AIM OF THE EXERCISE: Consider the data that follows and state how many lines contain the string "Standard", using the number alone.

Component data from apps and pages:
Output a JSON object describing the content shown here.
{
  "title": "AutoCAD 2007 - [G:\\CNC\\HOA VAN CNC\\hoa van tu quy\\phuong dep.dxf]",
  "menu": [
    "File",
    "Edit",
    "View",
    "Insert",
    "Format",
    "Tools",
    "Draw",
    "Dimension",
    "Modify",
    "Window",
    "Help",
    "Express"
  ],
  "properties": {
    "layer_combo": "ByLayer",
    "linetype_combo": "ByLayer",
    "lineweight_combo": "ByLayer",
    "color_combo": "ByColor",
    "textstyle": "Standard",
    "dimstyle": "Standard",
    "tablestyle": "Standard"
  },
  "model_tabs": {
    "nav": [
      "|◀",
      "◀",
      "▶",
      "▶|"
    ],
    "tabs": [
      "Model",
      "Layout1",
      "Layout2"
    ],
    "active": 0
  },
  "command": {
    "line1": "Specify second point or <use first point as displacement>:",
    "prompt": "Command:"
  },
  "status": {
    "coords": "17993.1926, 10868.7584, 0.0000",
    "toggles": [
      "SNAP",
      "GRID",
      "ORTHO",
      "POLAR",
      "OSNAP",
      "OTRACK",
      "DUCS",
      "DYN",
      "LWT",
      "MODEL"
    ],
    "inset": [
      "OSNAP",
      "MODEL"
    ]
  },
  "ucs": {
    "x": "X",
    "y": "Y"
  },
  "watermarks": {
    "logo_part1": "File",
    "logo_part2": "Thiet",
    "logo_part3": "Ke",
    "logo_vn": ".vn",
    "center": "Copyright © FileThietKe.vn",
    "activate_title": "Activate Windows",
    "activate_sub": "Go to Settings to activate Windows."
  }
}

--

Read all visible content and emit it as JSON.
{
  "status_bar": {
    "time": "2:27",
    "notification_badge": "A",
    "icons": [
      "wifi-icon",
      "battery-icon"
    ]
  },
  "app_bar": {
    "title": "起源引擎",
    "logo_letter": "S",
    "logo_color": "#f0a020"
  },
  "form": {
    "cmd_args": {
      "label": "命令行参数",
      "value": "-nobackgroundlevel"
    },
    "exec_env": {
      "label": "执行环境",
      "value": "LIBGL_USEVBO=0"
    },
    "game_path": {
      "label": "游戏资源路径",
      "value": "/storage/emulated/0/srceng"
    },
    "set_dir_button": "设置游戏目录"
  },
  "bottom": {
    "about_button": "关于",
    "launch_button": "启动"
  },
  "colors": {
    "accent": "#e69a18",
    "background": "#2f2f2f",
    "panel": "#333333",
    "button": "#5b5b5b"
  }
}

ANSWER TO THIS EXERCISE: 3